§ INSTRUCTIONS TO FOLLOW
If a picture appears in the records, skip it; copy everything else exactly.

-------- RECORDS SHOWN --------

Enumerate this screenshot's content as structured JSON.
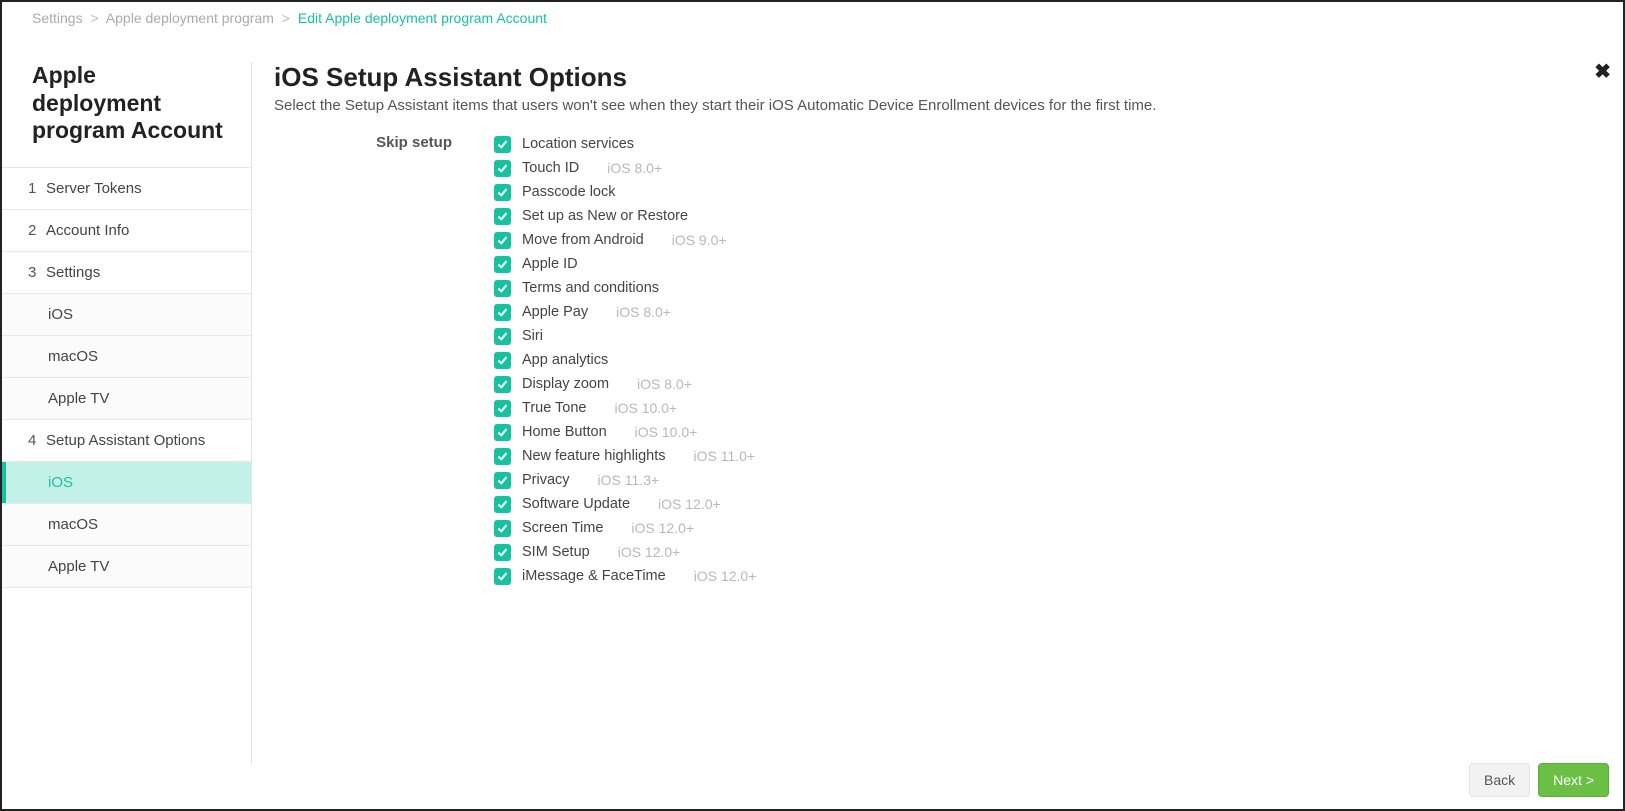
{
  "breadcrumb": {
    "l1": "Settings",
    "l2": "Apple deployment program",
    "l3": "Edit Apple deployment program Account"
  },
  "sidebar": {
    "title": "Apple deployment program Account",
    "items": [
      {
        "num": "1",
        "label": "Server Tokens"
      },
      {
        "num": "2",
        "label": "Account Info"
      },
      {
        "num": "3",
        "label": "Settings"
      }
    ],
    "settings_children": [
      {
        "label": "iOS"
      },
      {
        "label": "macOS"
      },
      {
        "label": "Apple TV"
      }
    ],
    "item4": {
      "num": "4",
      "label": "Setup Assistant Options"
    },
    "setup_children": [
      {
        "label": "iOS",
        "active": true
      },
      {
        "label": "macOS"
      },
      {
        "label": "Apple TV"
      }
    ]
  },
  "main": {
    "title": "iOS Setup Assistant Options",
    "description": "Select the Setup Assistant items that users won't see when they start their iOS Automatic Device Enrollment devices for the first time.",
    "form_label": "Skip setup",
    "options": [
      {
        "label": "Location services",
        "note": ""
      },
      {
        "label": "Touch ID",
        "note": "iOS 8.0+"
      },
      {
        "label": "Passcode lock",
        "note": ""
      },
      {
        "label": "Set up as New or Restore",
        "note": ""
      },
      {
        "label": "Move from Android",
        "note": "iOS 9.0+"
      },
      {
        "label": "Apple ID",
        "note": ""
      },
      {
        "label": "Terms and conditions",
        "note": ""
      },
      {
        "label": "Apple Pay",
        "note": "iOS 8.0+"
      },
      {
        "label": "Siri",
        "note": ""
      },
      {
        "label": "App analytics",
        "note": ""
      },
      {
        "label": "Display zoom",
        "note": "iOS 8.0+"
      },
      {
        "label": "True Tone",
        "note": "iOS 10.0+"
      },
      {
        "label": "Home Button",
        "note": "iOS 10.0+"
      },
      {
        "label": "New feature highlights",
        "note": "iOS 11.0+"
      },
      {
        "label": "Privacy",
        "note": "iOS 11.3+"
      },
      {
        "label": "Software Update",
        "note": "iOS 12.0+"
      },
      {
        "label": "Screen Time",
        "note": "iOS 12.0+"
      },
      {
        "label": "SIM Setup",
        "note": "iOS 12.0+"
      },
      {
        "label": "iMessage & FaceTime",
        "note": "iOS 12.0+"
      }
    ]
  },
  "footer": {
    "back": "Back",
    "next": "Next >"
  }
}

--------

§ OUTPUT FOR THIS TASK
Enumerate this screenshot's content as structured JSON.
{
  "breadcrumb": {
    "l1": "Settings",
    "l2": "Apple deployment program",
    "l3": "Edit Apple deployment program Account"
  },
  "sidebar": {
    "title": "Apple deployment program Account",
    "items": [
      {
        "num": "1",
        "label": "Server Tokens"
      },
      {
        "num": "2",
        "label": "Account Info"
      },
      {
        "num": "3",
        "label": "Settings"
      }
    ],
    "settings_children": [
      {
        "label": "iOS"
      },
      {
        "label": "macOS"
      },
      {
        "label": "Apple TV"
      }
    ],
    "item4": {
      "num": "4",
      "label": "Setup Assistant Options"
    },
    "setup_children": [
      {
        "label": "iOS",
        "active": true
      },
      {
        "label": "macOS"
      },
      {
        "label": "Apple TV"
      }
    ]
  },
  "main": {
    "title": "iOS Setup Assistant Options",
    "description": "Select the Setup Assistant items that users won't see when they start their iOS Automatic Device Enrollment devices for the first time.",
    "form_label": "Skip setup",
    "options": [
      {
        "label": "Location services",
        "note": ""
      },
      {
        "label": "Touch ID",
        "note": "iOS 8.0+"
      },
      {
        "label": "Passcode lock",
        "note": ""
      },
      {
        "label": "Set up as New or Restore",
        "note": ""
      },
      {
        "label": "Move from Android",
        "note": "iOS 9.0+"
      },
      {
        "label": "Apple ID",
        "note": ""
      },
      {
        "label": "Terms and conditions",
        "note": ""
      },
      {
        "label": "Apple Pay",
        "note": "iOS 8.0+"
      },
      {
        "label": "Siri",
        "note": ""
      },
      {
        "label": "App analytics",
        "note": ""
      },
      {
        "label": "Display zoom",
        "note": "iOS 8.0+"
      },
      {
        "label": "True Tone",
        "note": "iOS 10.0+"
      },
      {
        "label": "Home Button",
        "note": "iOS 10.0+"
      },
      {
        "label": "New feature highlights",
        "note": "iOS 11.0+"
      },
      {
        "label": "Privacy",
        "note": "iOS 11.3+"
      },
      {
        "label": "Software Update",
        "note": "iOS 12.0+"
      },
      {
        "label": "Screen Time",
        "note": "iOS 12.0+"
      },
      {
        "label": "SIM Setup",
        "note": "iOS 12.0+"
      },
      {
        "label": "iMessage & FaceTime",
        "note": "iOS 12.0+"
      }
    ]
  },
  "footer": {
    "back": "Back",
    "next": "Next >"
  }
}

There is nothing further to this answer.